Desperately disappointing comedy that squanders a whole raft of female talent
Following in the wake of the side-splitting Girls Trip and joining the brazenly ignoble tradition of Bridesmaids and Bachelorette, Rough Night gathers together an enviable female ensemble. Unfortunately this 'women go wild' movie comes with a twist. The twist being that it sucks.
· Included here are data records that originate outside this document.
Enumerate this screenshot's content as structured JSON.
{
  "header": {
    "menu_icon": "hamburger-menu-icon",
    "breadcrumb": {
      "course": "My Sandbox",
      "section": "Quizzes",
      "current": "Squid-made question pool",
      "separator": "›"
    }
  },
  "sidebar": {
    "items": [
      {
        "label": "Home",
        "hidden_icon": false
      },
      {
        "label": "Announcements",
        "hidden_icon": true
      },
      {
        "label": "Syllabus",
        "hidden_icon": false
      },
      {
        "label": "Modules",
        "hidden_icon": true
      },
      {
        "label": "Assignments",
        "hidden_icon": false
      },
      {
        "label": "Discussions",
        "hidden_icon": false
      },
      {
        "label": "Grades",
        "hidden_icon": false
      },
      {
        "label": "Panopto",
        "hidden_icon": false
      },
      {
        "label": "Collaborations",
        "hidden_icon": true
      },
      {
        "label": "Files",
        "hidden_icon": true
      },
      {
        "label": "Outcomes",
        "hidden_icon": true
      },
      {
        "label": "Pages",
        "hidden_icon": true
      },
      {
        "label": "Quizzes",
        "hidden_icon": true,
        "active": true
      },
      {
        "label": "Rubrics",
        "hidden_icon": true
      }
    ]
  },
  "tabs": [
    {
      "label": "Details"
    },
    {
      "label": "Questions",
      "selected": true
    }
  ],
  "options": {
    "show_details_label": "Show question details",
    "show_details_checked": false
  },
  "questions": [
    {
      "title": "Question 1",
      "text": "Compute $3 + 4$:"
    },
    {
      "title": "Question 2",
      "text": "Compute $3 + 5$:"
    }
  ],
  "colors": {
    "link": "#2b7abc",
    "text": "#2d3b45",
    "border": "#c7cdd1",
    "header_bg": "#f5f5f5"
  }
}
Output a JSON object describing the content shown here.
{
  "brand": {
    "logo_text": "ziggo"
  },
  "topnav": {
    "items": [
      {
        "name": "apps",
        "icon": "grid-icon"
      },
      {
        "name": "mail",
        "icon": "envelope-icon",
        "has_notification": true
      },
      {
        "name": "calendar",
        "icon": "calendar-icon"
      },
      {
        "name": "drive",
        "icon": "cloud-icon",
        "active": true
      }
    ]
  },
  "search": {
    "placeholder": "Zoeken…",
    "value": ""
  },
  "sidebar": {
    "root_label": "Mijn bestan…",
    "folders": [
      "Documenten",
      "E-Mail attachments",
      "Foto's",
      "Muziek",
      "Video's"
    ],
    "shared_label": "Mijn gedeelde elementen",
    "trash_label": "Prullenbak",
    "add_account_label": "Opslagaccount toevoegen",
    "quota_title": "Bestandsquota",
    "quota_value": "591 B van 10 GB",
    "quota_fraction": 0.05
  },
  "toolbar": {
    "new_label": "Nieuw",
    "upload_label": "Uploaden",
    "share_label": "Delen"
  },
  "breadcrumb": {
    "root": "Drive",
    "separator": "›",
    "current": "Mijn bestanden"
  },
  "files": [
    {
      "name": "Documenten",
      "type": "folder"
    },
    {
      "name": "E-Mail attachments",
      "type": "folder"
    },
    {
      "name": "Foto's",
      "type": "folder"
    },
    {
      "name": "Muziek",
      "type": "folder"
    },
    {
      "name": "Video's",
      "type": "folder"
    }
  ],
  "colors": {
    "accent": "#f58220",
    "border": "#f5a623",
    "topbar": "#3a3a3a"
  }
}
It's not hard to see why someone would take a punt on first-time filmmaker Lucia Aniello. A regular writer and director on raucous sitcom Broad City, she brings with her one of that show's stars Ilana Glazer. Add in kick-ass A-lister Scarlett Johansson, the wonderful Kate McKinnon, scene-stealer Jillian Bell (22 Jump Street) and Zoë Kravitz – fresh off small-screen stunner Big Little Lies – and Rough Night amounts to a promising prospect indeed. The quintet head to Miami for the hen-do of Johansson's Jess and, a whole load of cocaine later, there's a body to be disposed of.
Although not best-known for her comic chops, Johansson is great at drollery (and in several game SNL appearances has gotten a lot sillier); sadly she's stiff here, as is Kravitz, and Bell and Glazer feel hemmed in. McKinnon fares slightly better as Jess's Australian buddy ('Singer-songwriter is the dream, party clown is the reality') but as a whole they lack chemistry, while none of the above are well-served by a script which throws out one good gag in ten. Co-writer Paul W Downs (also of Broad City fame) seems to have pocketed the best material for himself, as his drippy fiancé spends an uptight evening tasting wine, dons an adult diaper for a relationship-saving road-trip and plays matchmaker at a service station.
Like so many mainstream comedies, this debut feature feels the need to shoehorn in an action-thriller element and it leans hard on lazy staples – 'good time' montages roll, recriminations about spending time together fly back and forth – however, unlike Girls Trip, it isn't fresh, funny or anarchic enough in-between to win you over. Attempts to address emotional issues and to get topical feel half-arsed: the clean-cut, conscientious Jess is an aspiring State Senator running against a rival with Anthony Weiner-like weaknesses and struggling Hillary-style; legal injustices relating to women are touched upon but nowhere near enough for the group's behaviour to actually make sense.
Rough Night lacks the light touch of farce, the shrewdness of satire, nor is it consistently dark enough to succeed as a black comedy, while the end is so shamelessly fudged it's like everyone involved simply stopped caring. When Weekend at Bernie's does it better you know you're in trouble.
General release from Fri 25 Aug.